The input.
--------

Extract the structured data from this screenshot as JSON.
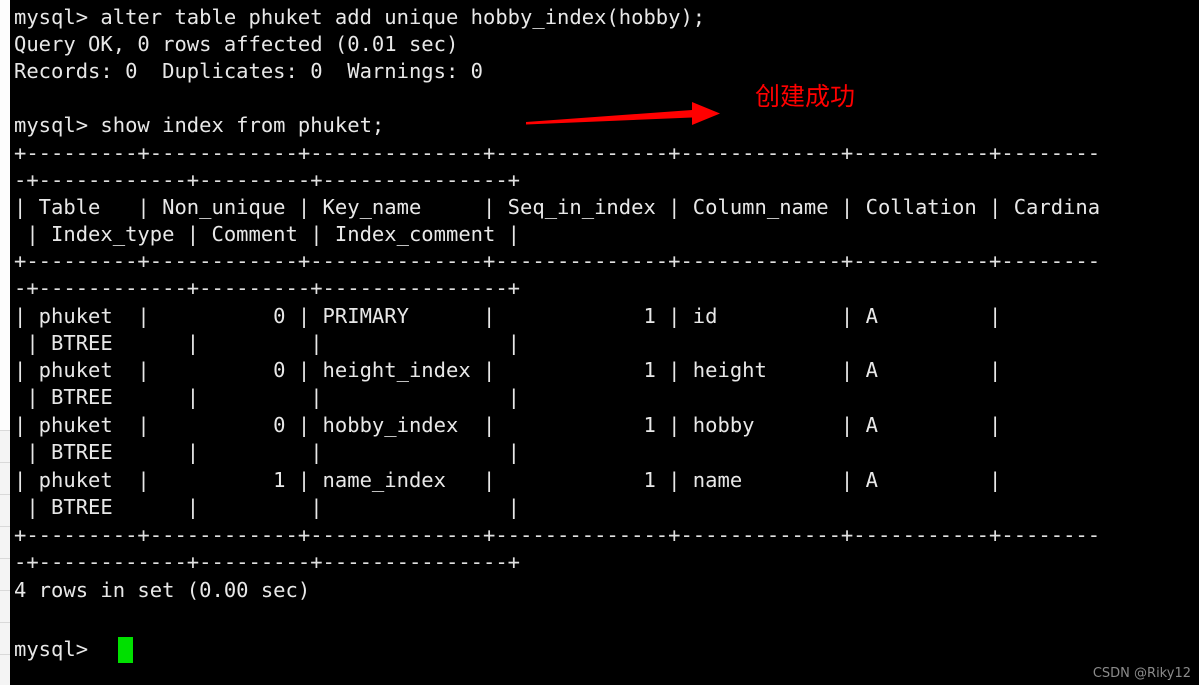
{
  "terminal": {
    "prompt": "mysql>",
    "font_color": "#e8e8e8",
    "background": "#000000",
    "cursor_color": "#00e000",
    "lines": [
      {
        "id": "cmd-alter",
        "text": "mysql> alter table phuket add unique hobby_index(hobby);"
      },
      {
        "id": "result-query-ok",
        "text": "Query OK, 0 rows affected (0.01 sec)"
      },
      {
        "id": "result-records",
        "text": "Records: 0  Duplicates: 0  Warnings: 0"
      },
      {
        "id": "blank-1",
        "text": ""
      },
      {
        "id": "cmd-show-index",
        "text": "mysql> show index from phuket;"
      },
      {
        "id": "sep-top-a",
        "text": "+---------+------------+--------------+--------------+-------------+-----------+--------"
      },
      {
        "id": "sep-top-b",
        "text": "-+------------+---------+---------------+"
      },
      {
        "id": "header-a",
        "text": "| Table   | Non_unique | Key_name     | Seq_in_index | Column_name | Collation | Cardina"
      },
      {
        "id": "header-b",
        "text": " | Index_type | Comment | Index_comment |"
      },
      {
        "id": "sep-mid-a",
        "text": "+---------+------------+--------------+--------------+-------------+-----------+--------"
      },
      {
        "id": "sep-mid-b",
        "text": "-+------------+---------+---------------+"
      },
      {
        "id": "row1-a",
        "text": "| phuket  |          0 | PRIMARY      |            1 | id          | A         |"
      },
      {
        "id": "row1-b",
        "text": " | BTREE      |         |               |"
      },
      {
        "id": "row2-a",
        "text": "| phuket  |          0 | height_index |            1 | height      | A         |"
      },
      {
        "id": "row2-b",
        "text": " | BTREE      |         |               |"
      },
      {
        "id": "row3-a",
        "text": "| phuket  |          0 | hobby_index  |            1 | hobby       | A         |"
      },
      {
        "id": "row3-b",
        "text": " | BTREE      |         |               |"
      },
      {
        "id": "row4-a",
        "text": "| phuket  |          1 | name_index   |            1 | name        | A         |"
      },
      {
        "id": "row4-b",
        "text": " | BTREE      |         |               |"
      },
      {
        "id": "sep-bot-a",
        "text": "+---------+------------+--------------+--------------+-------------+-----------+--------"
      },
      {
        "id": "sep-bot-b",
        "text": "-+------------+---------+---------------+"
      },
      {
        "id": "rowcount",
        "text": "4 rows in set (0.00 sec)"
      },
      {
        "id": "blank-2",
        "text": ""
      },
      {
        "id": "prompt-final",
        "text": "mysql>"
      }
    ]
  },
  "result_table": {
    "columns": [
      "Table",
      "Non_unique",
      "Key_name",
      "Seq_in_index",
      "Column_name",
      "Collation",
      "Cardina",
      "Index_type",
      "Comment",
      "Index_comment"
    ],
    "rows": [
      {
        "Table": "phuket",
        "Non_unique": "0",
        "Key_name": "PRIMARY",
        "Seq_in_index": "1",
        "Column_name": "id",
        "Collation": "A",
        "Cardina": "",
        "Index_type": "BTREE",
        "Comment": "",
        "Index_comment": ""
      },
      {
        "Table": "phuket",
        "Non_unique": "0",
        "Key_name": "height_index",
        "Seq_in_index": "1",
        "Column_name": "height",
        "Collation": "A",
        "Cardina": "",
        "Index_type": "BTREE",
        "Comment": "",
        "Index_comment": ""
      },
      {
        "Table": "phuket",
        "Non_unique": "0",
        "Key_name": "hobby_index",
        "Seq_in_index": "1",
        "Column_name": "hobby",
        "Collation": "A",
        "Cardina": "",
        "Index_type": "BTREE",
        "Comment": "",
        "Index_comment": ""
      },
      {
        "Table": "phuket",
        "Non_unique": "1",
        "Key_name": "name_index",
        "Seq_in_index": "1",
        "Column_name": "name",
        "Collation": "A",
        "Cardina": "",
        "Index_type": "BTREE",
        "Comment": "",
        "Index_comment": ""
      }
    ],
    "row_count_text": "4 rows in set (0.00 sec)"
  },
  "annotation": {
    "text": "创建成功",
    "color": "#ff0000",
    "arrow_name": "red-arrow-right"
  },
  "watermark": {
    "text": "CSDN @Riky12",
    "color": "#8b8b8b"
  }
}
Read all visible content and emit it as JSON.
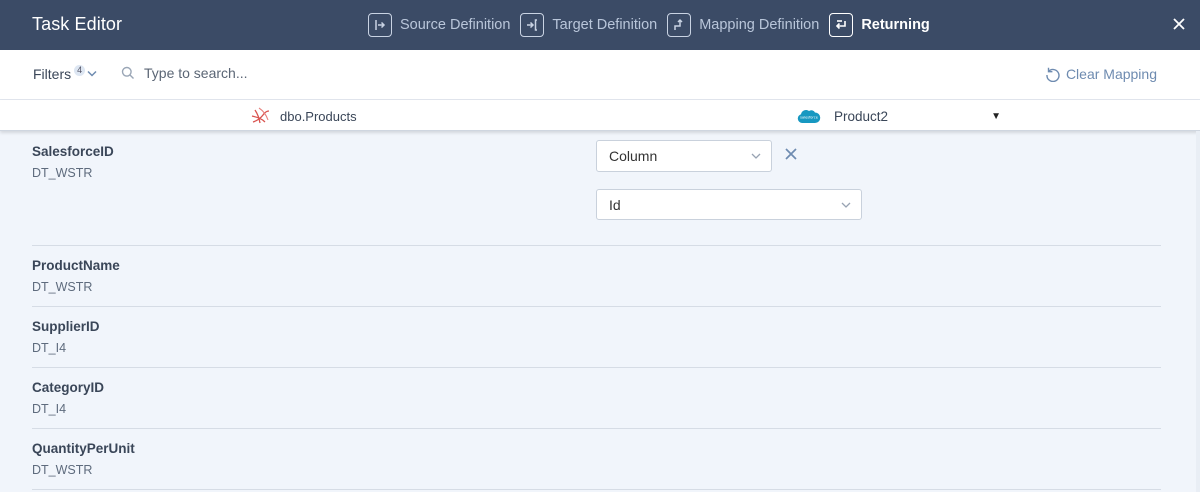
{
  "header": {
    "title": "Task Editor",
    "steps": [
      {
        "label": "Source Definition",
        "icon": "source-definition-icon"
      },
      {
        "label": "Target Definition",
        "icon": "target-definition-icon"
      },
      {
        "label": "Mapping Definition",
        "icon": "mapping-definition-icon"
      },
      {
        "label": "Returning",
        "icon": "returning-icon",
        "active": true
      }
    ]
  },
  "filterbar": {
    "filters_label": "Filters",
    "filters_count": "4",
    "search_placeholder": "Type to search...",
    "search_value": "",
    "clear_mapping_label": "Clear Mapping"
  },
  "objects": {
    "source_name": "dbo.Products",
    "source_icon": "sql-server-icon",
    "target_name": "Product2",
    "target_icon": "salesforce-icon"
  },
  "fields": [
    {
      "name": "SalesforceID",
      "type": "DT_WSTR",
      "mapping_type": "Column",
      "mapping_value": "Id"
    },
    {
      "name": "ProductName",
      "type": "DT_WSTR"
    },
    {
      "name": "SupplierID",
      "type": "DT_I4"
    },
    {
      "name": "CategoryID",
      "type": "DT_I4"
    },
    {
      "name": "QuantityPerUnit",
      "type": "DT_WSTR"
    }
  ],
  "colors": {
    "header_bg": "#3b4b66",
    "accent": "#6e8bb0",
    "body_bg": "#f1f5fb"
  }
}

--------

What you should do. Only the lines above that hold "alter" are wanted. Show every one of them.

Answer area.
        "id": "cmd-alter",
        "text": "mysql> alter table phuket add unique hobby_index(hobby);"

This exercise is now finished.